■ Exercise brief:
Search the data for "this". Return each matching line.

Dataset excerpts
········
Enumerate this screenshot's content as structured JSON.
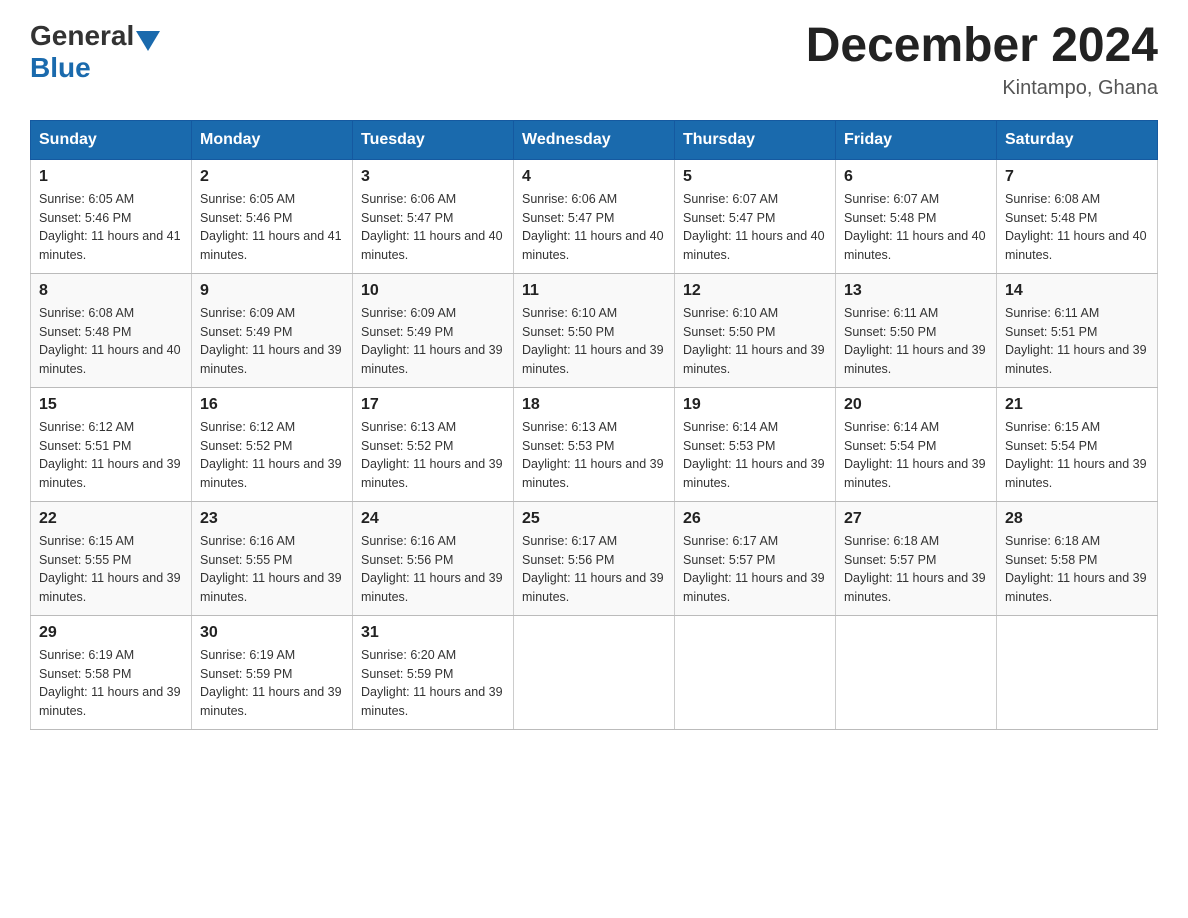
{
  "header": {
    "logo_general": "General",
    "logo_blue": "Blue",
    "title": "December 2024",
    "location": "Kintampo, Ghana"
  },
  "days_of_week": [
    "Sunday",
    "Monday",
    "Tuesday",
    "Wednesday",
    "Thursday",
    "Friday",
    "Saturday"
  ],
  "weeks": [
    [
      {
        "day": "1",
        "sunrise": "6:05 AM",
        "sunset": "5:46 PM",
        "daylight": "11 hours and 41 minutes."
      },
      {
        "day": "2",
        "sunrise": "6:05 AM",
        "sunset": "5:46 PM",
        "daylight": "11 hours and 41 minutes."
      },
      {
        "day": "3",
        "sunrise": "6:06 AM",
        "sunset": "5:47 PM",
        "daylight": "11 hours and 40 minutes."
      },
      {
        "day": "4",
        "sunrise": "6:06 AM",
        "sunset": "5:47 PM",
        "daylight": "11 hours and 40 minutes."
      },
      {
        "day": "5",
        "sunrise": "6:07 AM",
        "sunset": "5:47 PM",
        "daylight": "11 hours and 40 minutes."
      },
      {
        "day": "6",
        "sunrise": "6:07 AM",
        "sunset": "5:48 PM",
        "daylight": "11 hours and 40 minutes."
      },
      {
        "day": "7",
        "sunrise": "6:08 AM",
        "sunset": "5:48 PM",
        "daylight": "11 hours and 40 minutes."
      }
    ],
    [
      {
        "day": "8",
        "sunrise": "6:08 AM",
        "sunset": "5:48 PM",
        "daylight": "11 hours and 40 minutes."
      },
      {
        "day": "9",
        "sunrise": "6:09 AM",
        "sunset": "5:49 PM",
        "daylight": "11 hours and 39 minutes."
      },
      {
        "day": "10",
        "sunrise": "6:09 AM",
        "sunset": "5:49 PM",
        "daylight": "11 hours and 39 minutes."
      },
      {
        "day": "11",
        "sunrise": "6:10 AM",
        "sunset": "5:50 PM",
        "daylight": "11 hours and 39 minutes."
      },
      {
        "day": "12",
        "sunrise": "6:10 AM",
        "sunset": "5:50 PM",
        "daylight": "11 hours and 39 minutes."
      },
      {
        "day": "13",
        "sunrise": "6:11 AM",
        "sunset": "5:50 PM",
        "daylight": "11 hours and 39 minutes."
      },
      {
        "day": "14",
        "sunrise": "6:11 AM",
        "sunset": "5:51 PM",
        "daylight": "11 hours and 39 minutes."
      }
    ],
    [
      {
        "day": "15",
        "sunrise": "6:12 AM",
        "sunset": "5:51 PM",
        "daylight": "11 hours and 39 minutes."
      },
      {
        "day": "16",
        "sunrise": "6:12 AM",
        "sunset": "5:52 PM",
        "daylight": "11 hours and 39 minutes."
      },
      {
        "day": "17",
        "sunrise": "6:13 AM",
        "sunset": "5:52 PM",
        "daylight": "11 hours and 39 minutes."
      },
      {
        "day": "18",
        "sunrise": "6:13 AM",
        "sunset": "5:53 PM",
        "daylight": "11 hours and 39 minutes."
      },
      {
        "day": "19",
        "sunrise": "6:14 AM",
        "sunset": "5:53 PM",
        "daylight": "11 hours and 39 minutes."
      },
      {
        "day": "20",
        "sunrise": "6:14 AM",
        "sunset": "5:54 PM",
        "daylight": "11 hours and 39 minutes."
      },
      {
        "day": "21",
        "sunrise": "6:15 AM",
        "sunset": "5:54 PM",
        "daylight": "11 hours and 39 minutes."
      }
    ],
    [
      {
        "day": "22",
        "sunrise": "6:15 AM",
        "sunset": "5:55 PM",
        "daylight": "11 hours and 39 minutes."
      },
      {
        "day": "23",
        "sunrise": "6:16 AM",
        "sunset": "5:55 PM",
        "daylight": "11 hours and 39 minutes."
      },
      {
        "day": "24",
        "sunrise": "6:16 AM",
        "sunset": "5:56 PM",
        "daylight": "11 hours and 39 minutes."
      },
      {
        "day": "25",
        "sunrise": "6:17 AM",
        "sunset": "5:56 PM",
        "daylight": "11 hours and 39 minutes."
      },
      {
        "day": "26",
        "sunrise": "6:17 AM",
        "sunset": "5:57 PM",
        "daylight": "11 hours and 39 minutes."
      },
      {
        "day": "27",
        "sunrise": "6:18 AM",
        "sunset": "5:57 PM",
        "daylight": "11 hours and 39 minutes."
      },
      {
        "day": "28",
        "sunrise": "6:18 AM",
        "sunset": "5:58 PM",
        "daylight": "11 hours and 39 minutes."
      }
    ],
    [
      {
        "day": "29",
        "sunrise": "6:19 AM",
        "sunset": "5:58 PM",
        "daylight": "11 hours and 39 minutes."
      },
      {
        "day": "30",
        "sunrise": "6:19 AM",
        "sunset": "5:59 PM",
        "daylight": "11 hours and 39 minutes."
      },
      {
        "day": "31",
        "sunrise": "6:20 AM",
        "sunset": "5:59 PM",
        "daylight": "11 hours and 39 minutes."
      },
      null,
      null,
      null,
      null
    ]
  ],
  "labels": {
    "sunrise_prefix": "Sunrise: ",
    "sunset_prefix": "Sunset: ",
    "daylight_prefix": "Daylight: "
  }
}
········
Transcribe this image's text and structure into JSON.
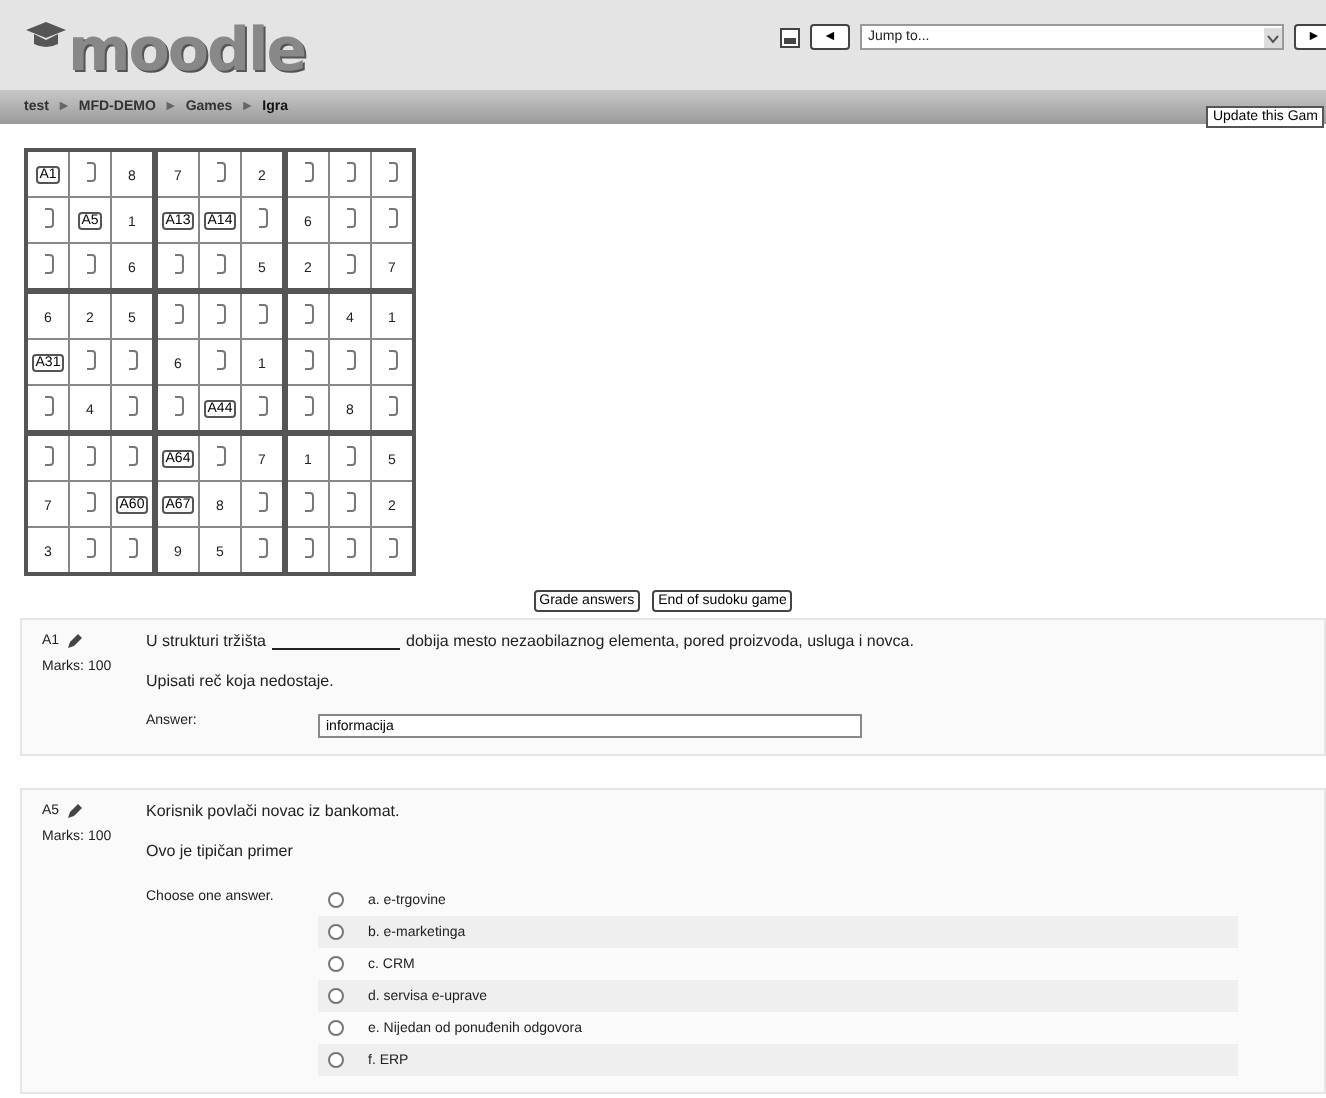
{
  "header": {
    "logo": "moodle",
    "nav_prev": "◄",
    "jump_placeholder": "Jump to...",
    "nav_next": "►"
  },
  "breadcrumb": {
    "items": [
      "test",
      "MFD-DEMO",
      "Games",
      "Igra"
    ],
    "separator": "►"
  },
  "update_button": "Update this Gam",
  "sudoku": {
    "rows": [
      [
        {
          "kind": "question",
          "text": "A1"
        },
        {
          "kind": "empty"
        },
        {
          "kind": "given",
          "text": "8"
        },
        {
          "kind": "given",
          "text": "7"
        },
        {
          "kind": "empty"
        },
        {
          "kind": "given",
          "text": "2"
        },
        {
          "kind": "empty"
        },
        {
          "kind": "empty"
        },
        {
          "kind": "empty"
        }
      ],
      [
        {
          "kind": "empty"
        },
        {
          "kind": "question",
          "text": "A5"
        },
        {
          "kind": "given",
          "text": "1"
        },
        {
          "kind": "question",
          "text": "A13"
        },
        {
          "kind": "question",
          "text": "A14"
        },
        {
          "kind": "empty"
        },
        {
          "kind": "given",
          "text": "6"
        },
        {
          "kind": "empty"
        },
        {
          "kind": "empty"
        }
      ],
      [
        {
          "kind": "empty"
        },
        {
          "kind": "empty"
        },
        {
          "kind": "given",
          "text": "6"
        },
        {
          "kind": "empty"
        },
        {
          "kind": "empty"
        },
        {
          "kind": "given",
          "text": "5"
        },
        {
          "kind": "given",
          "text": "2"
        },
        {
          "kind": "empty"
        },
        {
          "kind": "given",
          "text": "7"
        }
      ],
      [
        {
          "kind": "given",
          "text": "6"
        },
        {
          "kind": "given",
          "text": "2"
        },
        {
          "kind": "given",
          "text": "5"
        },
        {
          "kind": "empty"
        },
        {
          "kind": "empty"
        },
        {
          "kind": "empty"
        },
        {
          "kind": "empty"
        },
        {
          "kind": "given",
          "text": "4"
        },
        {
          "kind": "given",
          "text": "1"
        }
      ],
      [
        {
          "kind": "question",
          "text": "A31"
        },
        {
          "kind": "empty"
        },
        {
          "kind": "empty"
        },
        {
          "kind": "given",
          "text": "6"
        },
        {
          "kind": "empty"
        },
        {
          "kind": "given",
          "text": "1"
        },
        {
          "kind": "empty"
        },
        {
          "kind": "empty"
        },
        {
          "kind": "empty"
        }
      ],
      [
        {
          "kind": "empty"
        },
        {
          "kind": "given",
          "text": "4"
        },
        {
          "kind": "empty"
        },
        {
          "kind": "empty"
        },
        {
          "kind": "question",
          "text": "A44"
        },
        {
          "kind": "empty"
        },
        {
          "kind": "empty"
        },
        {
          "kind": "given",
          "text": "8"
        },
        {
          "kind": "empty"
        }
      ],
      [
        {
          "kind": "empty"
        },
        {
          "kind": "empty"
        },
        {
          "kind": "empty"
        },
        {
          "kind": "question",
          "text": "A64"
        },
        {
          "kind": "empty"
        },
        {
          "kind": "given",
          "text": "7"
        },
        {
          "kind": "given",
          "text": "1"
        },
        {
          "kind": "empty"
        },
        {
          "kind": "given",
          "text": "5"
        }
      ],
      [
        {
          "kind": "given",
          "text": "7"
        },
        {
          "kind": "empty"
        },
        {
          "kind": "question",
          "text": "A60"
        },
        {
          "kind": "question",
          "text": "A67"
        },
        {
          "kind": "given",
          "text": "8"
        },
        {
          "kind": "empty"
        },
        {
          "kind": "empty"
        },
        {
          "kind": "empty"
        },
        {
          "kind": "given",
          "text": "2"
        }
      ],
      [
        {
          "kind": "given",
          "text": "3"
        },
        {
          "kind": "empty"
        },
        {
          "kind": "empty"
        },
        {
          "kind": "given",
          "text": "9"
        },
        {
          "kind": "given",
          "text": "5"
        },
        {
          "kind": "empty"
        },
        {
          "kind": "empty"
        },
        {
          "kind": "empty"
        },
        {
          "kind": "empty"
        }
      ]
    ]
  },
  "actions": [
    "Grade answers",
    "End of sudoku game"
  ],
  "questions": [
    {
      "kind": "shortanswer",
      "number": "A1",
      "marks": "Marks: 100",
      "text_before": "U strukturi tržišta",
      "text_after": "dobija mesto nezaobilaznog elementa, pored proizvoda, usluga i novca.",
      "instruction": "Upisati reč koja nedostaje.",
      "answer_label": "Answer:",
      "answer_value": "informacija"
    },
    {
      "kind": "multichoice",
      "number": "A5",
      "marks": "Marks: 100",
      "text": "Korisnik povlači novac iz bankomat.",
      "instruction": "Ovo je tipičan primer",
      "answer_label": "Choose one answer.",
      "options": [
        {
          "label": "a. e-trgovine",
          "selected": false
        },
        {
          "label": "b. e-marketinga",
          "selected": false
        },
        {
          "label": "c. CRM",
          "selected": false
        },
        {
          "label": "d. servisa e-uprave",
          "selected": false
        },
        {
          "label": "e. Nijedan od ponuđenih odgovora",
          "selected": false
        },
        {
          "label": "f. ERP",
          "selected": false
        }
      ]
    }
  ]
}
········
■ Response to the task:
Enumerate this screenshot's content as structured JSON.
Transcribe this image's text and structure into JSON.
  "update_button": "Update this Gam",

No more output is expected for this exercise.